What the task asks
The listing below must be duplicated in full, with nothing altered.

★ ★ ★ ★

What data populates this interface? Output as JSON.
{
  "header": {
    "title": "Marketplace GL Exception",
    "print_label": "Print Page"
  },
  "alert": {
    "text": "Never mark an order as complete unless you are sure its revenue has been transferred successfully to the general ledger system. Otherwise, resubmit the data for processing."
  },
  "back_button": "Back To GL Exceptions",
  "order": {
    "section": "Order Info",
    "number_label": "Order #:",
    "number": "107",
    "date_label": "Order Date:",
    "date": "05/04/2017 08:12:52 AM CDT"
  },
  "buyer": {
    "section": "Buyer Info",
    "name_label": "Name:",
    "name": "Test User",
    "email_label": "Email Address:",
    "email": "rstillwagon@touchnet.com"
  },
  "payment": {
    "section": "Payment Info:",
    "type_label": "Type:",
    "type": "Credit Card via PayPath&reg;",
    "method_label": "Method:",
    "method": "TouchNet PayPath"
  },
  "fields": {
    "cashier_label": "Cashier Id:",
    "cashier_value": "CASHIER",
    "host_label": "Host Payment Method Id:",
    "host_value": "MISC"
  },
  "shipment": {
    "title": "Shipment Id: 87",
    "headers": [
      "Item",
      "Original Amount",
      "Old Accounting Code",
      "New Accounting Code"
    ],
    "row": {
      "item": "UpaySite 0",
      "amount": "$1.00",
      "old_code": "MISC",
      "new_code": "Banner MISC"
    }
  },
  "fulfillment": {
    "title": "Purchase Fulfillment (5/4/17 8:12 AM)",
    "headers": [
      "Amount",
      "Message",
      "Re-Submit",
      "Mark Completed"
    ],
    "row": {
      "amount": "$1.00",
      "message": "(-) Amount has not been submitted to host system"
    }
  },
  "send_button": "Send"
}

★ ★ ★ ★

Response
What data populates this interface? Output as JSON.
{
  "header": {
    "title": "Marketplace GL Exception",
    "print_label": "Print Page"
  },
  "alert": {
    "text": "Never mark an order as complete unless you are sure its revenue has been transferred successfully to the general ledger system. Otherwise, resubmit the data for processing."
  },
  "back_button": "Back To GL Exceptions",
  "order": {
    "section": "Order Info",
    "number_label": "Order #:",
    "number": "107",
    "date_label": "Order Date:",
    "date": "05/04/2017 08:12:52 AM CDT"
  },
  "buyer": {
    "section": "Buyer Info",
    "name_label": "Name:",
    "name": "Test User",
    "email_label": "Email Address:",
    "email": "rstillwagon@touchnet.com"
  },
  "payment": {
    "section": "Payment Info:",
    "type_label": "Type:",
    "type": "Credit Card via PayPath&reg;",
    "method_label": "Method:",
    "method": "TouchNet PayPath"
  },
  "fields": {
    "cashier_label": "Cashier Id:",
    "cashier_value": "CASHIER",
    "host_label": "Host Payment Method Id:",
    "host_value": "MISC"
  },
  "shipment": {
    "title": "Shipment Id: 87",
    "headers": [
      "Item",
      "Original Amount",
      "Old Accounting Code",
      "New Accounting Code"
    ],
    "row": {
      "item": "UpaySite 0",
      "amount": "$1.00",
      "old_code": "MISC",
      "new_code": "Banner MISC"
    }
  },
  "fulfillment": {
    "title": "Purchase Fulfillment (5/4/17 8:12 AM)",
    "headers": [
      "Amount",
      "Message",
      "Re-Submit",
      "Mark Completed"
    ],
    "row": {
      "amount": "$1.00",
      "message": "(-) Amount has not been submitted to host system"
    }
  },
  "send_button": "Send"
}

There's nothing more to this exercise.